Atop the two huge sewage treatment tanks that are to be cleaned out and demolished. (David Butler II/The Hartford Courant / July 3, 2014)

MANCHESTER — Brace yourselves, citizens of Manchester. The town is about to pop the lid on a big stink.

As part of an upgrade to the sewer plant, two 500,000-gallon "digester" tanks installed in 1954 must be cleaned out and demolished. The work is set to begin on or around July 15 at the plant on the western side of town.

"The cleaning of this old system is going to result in very unpleasant odors depending upon proximity and wind direction," General Manager Scott Shanley said. "We expect the first few weeks of work, when the largest amounts of highly concentrated organic material are being removed, will be the most hostile to the human senses. We expect steady improvement until completion of this phase in late September."

The digester tanks employ microorganisms that break down and reduce waste. Over many years, the containers have become like huge grease traps, with an accumulation of inorganic matter such as flushed toys and other plastic material mixed with the slurry and sludge of human waste.

"When they get to the bottom, it will be almost like asphalt," Wastewater Superintendent Mike Emond Jr. said.

Crews will open access hatches at the tops of the tanks and then pump the material into a portable centrifuge to remove water. The sludge then will be trucked to the nearby landfill, a job to be completed within about three months, Emond said.

The two-year, $43 million plant upgrade is driven by government clean water regulations that mandate reductions of nitrogen and phosphorus in treated water. Treated effluent from the Manchester plant flows into the Hockanum River, and eventually, into Long Island Sound. Improvements include a new facility to handle solid waste, an odor control system, a new final settling tank, a treatment system to remove phosphorus and other upgrades.

In the current solids handling facility, the material is squeezed between belts and rollers to remove some water. The dried material, which looks like damp ash, falls onto a conveyor belt that dumps into a truck parked below a hopper. But the "solid" material is still about 86 percent water. With new equipment, the goal is to get down to 70 percent water, Emond said. That decrease, he said, will make the operation much more efficient and decrease the burden on the local landfill.

The new odor control system, which residents will no doubt appreciate that much more by fall, is somewhat low-tech. Housed in a rectangular metal container about the size of a double-wide trailer, the system uses seashells as a bio-filter, water and sewer department Administrator Patrick Kearney said. The shells have to be replaced about every 10 years, Kearney said.

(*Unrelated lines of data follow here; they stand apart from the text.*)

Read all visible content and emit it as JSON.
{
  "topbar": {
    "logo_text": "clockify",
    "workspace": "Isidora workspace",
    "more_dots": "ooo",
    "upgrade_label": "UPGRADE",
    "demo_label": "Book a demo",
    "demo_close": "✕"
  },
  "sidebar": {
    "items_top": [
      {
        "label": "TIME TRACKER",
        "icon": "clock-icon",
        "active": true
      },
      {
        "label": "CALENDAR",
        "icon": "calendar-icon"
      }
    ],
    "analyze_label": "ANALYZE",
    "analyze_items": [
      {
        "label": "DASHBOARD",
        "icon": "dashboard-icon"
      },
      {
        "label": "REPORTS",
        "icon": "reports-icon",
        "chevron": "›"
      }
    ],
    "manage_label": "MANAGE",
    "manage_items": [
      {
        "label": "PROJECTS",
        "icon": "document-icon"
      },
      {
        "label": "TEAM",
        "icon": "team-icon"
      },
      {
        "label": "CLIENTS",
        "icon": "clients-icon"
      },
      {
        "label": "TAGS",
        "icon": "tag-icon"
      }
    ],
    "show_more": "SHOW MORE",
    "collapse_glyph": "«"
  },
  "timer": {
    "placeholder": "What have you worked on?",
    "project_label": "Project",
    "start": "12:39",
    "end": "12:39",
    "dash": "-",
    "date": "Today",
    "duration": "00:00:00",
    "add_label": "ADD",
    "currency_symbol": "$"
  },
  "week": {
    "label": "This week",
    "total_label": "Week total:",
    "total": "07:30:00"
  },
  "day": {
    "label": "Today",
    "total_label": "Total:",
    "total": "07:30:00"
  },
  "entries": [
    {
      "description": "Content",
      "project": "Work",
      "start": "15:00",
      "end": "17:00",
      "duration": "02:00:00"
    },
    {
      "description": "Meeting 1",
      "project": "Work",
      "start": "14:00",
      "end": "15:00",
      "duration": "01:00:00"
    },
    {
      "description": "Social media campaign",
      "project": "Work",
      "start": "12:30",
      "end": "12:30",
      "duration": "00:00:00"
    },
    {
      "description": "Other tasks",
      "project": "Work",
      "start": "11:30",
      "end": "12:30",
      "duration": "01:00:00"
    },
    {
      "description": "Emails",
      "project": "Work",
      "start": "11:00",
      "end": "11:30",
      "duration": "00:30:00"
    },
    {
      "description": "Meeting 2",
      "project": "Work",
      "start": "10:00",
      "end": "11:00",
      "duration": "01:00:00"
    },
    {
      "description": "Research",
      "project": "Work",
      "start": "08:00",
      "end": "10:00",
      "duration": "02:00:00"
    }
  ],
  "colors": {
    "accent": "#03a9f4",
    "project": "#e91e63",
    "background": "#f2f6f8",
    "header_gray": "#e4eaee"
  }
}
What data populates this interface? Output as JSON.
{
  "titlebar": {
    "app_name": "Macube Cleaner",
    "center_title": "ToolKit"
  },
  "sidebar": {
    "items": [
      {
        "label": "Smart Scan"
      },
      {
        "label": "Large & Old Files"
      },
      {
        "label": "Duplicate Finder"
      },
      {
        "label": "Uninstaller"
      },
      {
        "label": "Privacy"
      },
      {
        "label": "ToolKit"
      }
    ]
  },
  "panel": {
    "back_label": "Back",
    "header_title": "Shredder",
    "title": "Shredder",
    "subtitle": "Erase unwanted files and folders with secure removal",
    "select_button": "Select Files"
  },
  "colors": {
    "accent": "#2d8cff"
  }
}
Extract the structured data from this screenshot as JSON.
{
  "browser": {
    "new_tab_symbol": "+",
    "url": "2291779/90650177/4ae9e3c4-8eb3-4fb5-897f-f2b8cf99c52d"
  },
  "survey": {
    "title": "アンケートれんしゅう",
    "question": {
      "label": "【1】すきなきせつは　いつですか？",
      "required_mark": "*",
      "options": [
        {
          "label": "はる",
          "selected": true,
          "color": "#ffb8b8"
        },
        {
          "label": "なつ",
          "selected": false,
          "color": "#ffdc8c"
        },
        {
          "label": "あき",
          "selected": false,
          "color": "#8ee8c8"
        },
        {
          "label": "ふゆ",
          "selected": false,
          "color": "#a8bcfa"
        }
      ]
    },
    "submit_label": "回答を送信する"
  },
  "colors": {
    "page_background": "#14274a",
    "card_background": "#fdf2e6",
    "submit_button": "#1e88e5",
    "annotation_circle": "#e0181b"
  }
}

The plant upgrade is scheduled to be completed in May 2015, Emond said. The main contractor is Carlin Contracting Co. of Waterford. The project is being financed through the state Department of Energy and Environmental Protection's Clean Water Fund, which is providing a grant covering about 22 percent of the total cost and the remainder through a low-interest loan.

The new plant will return clean water to the environment for the next 20 years, Shanley said. To finish the work, however, the big, dirty job of cleaning out the old tanks is necessary. Fortunately, Shanley wrote, it's a task that must be done "but once in a generation."